Offline derekcohen

  • Posts: 504
    • In The Woodshop
Re: Sharpening a well-worn chisel
« Reply #20 on: June 20, 2020, 08:46 PM »
Thanks Harvey. There are varying views on sharpening Japanese chisels.

The traditional way is to hone a flat bevel. A hollow grind is considered negatively as it is believed by many to remove the support behind the hard cutting layer and so weaken the bevel. I do not believe this having hollow ground some if the cheaper bench chisels (nomi) over many years. Jim Krenov used to add a secondary bevel as well.

I believe that the real reason is probably that the bevel just looks nicer with the laminations standing out, hard steel against soft iron, and on the more expensive chisels this can be quite beautiful.

Here are three different types I own. Kiyohisa slick (paring) and bench chisels (white paper steel) along with a PM-HSS bench chisel.



The Kiyohisa are very special, even if they do not look fancy. No longer available, and when they were there was a 6 year waiting list.

Note that the slicks are only pushed and never struck with a hammer (gennou). The bevel is 25 degrees. Bench chisels are generally at 30 degrees. I try and use these chisels in the traditional manner, and only sharpen with waterstones. In my case, Shapton Pro 1000, and Sigma 6000 and 13000.

Somewhere here are Koyamaichi dovetail chisels as well. :)



Bench chisels are designed to be used with a hammer (gennou), hence the hoops to reinforce the handle. This creates a tool with great precision.





To the OP: I recommend that you do some research on the use of Japanese tools and chisels before going any further. Be patient :)

Regards from Perth

Derek
Visit www.inthewoodshop.com for tutorials on joinery, hand tools, and my trials and tribulations with furniture builds.

Offline Jiggy Joiner

  • Posts: 1111
Re: Sharpening a well-worn chisel
« Reply #21 on: June 20, 2020, 09:16 PM »
I think the OP is asking what happens, which could be sooner or later, when the hollow is reached when honing the bevel, I think?

I cannot remember the Japanese term for the hollow, “Uri” maybe?
Anyway, if/when the hollow is reached at the bevel, the hollow needs bringing back some.
This can be done with a ball pein hammer and anvil, or similar. The chisel needs to be upright, (bevel at top, and hollow underneath) then the bevel needs to be carefully/skilfully beaten with the ball pein or similar hammer. Done properly, this will strengthen the hollow, and give some more meat up front, to re hone the bevel.
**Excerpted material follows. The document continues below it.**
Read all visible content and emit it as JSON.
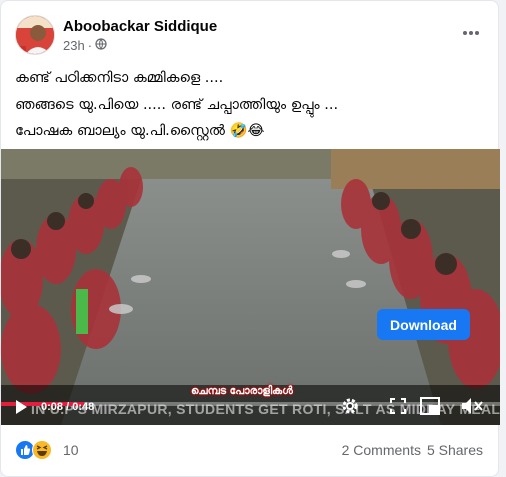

A lot depends on the amount of use and honing the chisels receive. My Japanese chisels are respectful but, not top end in the world of Japanese steel and blades but, they get used regularly, and hold a nice edge for a good while.
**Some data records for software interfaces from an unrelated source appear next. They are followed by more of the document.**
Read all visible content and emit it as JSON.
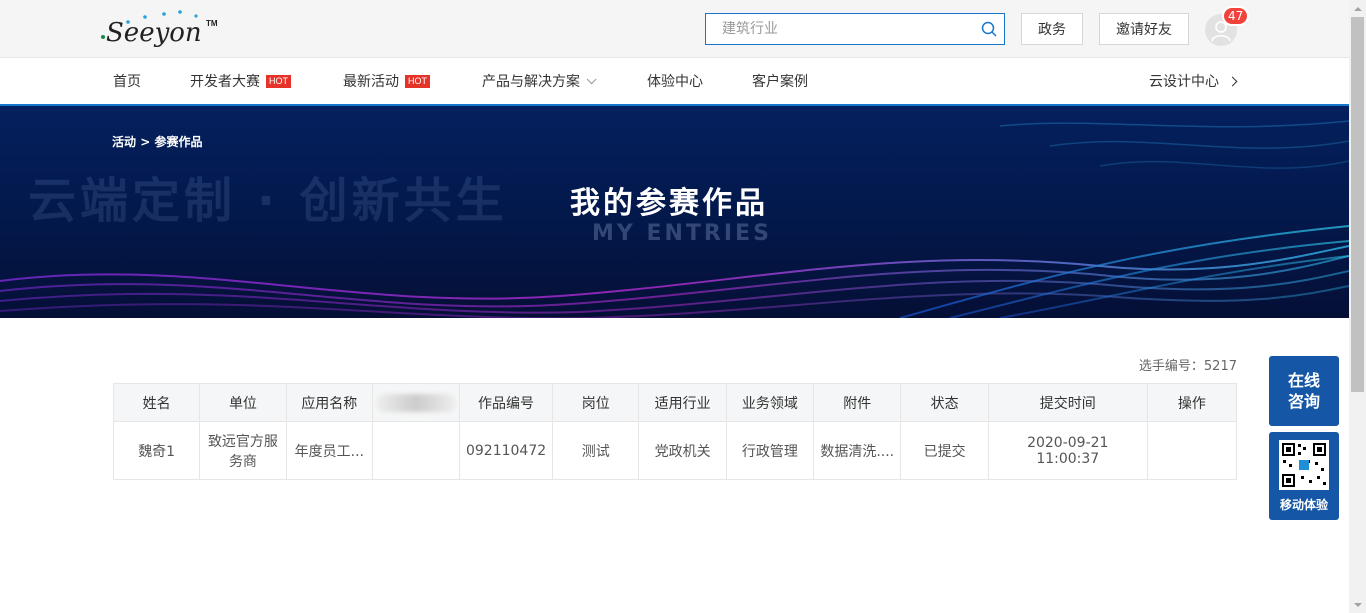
{
  "header": {
    "logo_text": "Seeyon",
    "logo_tm": "TM",
    "search_placeholder": "建筑行业",
    "gov_button": "政务",
    "invite_button": "邀请好友",
    "notification_count": "47"
  },
  "nav": {
    "items": [
      {
        "label": "首页"
      },
      {
        "label": "开发者大赛",
        "badge": "HOT"
      },
      {
        "label": "最新活动",
        "badge": "HOT"
      },
      {
        "label": "产品与解决方案"
      },
      {
        "label": "体验中心"
      },
      {
        "label": "客户案例"
      }
    ],
    "right_link": "云设计中心"
  },
  "banner": {
    "breadcrumb_parent": "活动",
    "breadcrumb_sep": ">",
    "breadcrumb_current": "参赛作品",
    "slogan": "云端定制 · 创新共生",
    "title": "我的参赛作品",
    "subtitle": "MY ENTRIES"
  },
  "content": {
    "player_label": "选手编号：",
    "player_no": "5217",
    "columns": [
      "姓名",
      "单位",
      "应用名称",
      "",
      "作品编号",
      "岗位",
      "适用行业",
      "业务领域",
      "附件",
      "状态",
      "提交时间",
      "操作"
    ],
    "rows": [
      [
        "魏奇1",
        "致远官方服务商",
        "年度员工...",
        "",
        "092110472",
        "测试",
        "党政机关",
        "行政管理",
        "数据清洗....",
        "已提交",
        "2020-09-21 11:00:37",
        ""
      ]
    ]
  },
  "side": {
    "consult_line1": "在线",
    "consult_line2": "咨询",
    "mobile_label": "移动体验"
  },
  "colors": {
    "accent": "#1677cc",
    "hot": "#e6332a",
    "float_blue": "#1557a6",
    "badge_red": "#f2423c"
  }
}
Offline derekcohen

  • Posts: 504
    • In The Woodshop
Re: Sharpening a well-worn chisel
« Reply #22 on: June 21, 2020, 04:17 AM »
For the final word on Japanese blades, read Stanley Covington's blog. Stan has lived in Japan for many years and lives and breaths woodworking ...

https://covingtonandsons.com/about-covington-and-sons-tools/
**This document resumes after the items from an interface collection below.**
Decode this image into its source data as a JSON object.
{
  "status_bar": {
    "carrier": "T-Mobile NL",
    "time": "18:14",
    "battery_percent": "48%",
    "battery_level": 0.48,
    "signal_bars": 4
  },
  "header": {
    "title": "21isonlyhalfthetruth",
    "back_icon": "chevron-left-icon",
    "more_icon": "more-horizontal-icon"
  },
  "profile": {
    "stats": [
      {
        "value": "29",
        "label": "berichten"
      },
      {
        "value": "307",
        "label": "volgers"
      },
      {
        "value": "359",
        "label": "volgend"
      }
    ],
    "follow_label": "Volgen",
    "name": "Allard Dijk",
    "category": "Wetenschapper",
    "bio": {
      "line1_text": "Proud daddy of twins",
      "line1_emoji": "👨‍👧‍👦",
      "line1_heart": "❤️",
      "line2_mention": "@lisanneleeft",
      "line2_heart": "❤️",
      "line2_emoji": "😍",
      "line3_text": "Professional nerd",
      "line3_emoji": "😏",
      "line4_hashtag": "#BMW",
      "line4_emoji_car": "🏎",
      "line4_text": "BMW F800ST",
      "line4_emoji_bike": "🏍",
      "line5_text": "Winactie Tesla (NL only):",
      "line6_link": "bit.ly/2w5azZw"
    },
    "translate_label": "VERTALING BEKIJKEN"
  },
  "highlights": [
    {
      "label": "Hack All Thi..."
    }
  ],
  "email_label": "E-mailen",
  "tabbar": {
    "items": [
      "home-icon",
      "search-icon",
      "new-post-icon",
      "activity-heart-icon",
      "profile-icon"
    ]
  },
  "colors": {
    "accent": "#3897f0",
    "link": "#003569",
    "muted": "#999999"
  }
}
On chisels ...

https://covingtonandsons.com/tag/sharpening-japanese-chisels/

On preparing the back of the blade, the hollow (indeed, the ura, not a scollop) ...

https://covingtonandsons.com/2019/10/04/sharpening-part-10-the-ura-%e6%b5%a6/

Regards from Perth

Derek


Visit www.inthewoodshop.com for tutorials on joinery, hand tools, and my trials and tribulations with furniture builds.

Offline Jiggy Joiner

  • Posts: 1111
Re: Sharpening a well-worn chisel
« Reply #23 on: June 21, 2020, 05:42 AM »
Great links Derek, I’m not too shabby when honing but, always ready to learn, even at my age.
I keep promising myself some nice top end Japanese chisels but, in honesty my modest grade collection has done me proud over the years.




Offline RKA

  • Posts: 1980
Re: Sharpening a well-worn chisel
« Reply #24 on: June 21, 2020, 09:27 AM »
I misread the OP and thought the chisels he inherited were already ground past the scallop on the back.  Upon re-reading, he says “almost” to the scallop.  There is a big difference.  Ryan, sorry about that.  Derek is right, if it’s close to the scallop, it’s fine.  Take some time to read up on Japanese chisels and give them a go.  If you have a question about a particular chisel that may have been improperly sharpened, post a picture of the actual chisel (front and back) close up so we can give you better advice.
-Raj